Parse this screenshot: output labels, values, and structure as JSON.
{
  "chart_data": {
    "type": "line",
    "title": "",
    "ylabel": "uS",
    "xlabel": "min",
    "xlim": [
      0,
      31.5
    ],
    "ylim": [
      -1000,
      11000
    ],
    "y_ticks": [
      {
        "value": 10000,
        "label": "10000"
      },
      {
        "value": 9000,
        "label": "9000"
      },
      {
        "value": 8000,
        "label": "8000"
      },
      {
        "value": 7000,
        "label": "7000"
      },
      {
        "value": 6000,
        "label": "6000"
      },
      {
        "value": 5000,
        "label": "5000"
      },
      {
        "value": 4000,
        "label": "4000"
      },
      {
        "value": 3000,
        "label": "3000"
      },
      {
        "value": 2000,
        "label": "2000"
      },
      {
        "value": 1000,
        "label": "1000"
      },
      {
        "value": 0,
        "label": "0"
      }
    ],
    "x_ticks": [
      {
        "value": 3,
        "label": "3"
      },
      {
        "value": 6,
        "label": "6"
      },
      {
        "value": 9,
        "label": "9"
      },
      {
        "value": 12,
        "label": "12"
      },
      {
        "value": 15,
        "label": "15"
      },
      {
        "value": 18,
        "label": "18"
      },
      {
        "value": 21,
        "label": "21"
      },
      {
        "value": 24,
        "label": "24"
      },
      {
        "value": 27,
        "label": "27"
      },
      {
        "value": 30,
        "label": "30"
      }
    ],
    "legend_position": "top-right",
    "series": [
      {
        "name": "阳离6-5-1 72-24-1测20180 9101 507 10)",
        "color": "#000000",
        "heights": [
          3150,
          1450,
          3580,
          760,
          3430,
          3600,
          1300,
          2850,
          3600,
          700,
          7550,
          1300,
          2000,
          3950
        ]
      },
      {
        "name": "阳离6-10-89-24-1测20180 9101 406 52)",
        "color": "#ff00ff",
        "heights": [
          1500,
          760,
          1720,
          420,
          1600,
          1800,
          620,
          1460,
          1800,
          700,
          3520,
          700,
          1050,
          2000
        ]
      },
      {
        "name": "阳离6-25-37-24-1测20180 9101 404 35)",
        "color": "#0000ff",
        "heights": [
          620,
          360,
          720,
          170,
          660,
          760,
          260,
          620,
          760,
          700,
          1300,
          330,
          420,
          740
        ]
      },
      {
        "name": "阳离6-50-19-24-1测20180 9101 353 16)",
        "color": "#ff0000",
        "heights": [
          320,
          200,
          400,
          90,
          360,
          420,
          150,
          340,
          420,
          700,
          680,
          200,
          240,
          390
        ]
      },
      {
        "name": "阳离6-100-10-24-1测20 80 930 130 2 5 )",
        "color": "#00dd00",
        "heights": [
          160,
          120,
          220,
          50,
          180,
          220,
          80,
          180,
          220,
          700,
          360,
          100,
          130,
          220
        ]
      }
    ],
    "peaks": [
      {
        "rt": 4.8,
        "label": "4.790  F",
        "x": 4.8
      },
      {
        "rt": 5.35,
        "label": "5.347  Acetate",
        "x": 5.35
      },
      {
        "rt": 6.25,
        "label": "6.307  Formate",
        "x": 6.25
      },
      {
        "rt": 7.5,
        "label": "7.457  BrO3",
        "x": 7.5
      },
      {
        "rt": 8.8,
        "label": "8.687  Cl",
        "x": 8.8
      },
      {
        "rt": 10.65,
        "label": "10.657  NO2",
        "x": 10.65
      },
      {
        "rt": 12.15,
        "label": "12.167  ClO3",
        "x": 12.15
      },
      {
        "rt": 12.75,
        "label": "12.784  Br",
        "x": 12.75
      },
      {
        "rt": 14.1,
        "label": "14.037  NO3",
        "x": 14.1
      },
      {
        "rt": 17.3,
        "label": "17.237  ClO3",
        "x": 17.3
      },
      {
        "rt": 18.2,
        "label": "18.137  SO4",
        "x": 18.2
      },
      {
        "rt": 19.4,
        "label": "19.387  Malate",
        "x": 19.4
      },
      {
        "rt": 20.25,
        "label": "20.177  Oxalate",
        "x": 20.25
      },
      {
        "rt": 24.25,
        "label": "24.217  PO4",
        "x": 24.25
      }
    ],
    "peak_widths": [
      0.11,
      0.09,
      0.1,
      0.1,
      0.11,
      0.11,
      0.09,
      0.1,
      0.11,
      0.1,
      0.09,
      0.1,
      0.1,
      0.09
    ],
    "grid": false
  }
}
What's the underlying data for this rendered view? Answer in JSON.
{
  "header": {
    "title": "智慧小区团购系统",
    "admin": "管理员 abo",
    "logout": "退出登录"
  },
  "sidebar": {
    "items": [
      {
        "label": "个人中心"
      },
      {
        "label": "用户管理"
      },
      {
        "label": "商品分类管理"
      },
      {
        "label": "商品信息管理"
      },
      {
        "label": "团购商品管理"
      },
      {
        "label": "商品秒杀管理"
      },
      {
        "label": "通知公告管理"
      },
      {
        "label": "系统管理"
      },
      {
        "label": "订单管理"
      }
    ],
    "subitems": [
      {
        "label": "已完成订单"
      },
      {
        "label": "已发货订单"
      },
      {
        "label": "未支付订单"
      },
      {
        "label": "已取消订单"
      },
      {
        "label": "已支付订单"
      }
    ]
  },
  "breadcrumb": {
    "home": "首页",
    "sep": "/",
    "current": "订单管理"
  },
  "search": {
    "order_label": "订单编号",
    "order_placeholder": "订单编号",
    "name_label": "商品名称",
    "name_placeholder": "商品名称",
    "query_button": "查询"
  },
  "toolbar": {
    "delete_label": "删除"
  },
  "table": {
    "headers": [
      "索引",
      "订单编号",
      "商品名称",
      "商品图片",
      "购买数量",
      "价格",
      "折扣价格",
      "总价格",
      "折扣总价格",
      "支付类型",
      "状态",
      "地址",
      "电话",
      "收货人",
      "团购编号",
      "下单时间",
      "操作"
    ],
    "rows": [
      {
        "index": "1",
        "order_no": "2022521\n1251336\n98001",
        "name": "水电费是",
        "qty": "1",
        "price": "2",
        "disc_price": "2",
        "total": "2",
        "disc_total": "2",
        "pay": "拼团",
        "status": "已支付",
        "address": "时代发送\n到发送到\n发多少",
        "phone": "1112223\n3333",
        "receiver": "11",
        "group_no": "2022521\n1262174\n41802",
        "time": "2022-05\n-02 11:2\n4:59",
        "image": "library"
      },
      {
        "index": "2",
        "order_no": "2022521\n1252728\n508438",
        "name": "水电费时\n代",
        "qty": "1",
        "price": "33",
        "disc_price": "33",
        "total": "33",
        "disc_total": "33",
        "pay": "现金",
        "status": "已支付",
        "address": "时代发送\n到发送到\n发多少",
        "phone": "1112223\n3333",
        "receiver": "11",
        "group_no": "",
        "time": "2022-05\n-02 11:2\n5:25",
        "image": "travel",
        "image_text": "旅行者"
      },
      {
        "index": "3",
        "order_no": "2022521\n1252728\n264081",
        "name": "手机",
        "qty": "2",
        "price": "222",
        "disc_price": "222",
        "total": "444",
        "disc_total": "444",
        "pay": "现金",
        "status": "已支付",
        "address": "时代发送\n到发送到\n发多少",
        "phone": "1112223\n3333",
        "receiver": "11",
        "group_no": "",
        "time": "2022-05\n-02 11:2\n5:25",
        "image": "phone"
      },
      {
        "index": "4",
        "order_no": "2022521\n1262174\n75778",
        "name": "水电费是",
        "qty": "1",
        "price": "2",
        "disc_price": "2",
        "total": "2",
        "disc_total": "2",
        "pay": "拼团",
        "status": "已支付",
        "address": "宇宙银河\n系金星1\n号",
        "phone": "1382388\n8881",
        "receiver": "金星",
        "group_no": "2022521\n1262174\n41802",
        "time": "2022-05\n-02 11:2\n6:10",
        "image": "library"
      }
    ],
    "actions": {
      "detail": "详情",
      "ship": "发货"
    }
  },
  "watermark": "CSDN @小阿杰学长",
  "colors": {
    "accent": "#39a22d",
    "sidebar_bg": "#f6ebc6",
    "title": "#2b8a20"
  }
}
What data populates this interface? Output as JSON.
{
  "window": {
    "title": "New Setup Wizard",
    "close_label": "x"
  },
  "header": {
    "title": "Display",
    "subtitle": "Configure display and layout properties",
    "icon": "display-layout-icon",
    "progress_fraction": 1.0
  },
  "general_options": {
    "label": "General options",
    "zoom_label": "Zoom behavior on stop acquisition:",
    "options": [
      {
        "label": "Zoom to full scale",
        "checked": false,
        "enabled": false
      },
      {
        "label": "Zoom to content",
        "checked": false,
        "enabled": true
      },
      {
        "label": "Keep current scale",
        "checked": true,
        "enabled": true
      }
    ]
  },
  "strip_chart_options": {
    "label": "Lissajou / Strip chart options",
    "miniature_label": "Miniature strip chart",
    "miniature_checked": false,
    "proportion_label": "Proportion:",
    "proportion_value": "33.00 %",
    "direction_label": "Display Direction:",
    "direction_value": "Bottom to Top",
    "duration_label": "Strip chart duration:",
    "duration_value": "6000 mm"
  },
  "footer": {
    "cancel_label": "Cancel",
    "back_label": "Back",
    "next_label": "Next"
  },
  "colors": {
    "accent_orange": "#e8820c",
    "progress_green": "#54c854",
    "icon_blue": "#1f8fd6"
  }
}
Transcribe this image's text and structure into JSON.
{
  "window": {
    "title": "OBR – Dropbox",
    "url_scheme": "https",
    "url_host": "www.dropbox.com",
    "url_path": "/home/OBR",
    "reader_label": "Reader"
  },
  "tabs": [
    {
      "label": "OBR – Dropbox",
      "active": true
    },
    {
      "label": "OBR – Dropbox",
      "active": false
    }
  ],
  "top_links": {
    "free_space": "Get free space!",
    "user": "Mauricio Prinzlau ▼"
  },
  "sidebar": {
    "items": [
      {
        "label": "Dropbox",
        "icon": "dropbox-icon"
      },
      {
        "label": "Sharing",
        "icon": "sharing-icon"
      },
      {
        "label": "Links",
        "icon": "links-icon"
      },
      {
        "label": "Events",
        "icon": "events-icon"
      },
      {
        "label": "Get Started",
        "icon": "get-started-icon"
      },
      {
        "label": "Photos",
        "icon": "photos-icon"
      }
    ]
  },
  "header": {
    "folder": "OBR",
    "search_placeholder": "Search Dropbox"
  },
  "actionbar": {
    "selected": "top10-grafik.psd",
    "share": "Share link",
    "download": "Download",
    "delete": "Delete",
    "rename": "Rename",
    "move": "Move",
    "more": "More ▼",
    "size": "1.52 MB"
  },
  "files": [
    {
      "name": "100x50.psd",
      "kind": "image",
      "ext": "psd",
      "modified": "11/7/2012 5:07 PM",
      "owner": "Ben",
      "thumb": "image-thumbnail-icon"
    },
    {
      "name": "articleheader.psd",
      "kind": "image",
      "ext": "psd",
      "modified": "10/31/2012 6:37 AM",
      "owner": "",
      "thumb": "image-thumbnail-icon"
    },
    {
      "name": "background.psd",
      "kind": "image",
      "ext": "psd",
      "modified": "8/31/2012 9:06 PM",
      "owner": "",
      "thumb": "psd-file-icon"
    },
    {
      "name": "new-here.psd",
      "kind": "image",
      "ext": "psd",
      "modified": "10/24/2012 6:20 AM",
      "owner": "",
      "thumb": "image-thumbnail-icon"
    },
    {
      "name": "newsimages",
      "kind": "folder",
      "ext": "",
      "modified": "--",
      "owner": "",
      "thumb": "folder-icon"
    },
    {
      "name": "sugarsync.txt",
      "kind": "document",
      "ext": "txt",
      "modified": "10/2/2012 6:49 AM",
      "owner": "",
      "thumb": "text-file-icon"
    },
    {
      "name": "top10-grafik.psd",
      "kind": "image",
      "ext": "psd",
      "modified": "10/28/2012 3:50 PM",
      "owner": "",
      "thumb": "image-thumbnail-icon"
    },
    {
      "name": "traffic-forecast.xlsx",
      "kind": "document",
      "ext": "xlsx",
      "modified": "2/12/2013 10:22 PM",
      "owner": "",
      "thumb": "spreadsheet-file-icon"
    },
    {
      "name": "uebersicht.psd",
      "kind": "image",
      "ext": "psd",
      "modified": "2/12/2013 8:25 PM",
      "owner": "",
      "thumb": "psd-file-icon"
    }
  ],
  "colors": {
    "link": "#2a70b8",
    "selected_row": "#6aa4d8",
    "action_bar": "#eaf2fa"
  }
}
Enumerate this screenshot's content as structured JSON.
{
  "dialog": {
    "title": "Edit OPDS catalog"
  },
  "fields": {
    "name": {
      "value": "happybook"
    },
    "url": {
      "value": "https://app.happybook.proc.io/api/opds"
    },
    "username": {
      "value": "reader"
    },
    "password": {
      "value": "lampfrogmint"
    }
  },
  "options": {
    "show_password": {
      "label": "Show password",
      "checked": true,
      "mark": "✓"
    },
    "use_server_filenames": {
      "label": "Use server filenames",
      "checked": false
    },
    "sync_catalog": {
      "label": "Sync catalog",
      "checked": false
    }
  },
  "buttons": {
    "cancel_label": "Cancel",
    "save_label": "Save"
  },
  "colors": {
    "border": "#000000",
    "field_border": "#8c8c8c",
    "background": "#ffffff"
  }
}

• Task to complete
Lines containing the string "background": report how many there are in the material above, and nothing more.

• Expected answer
2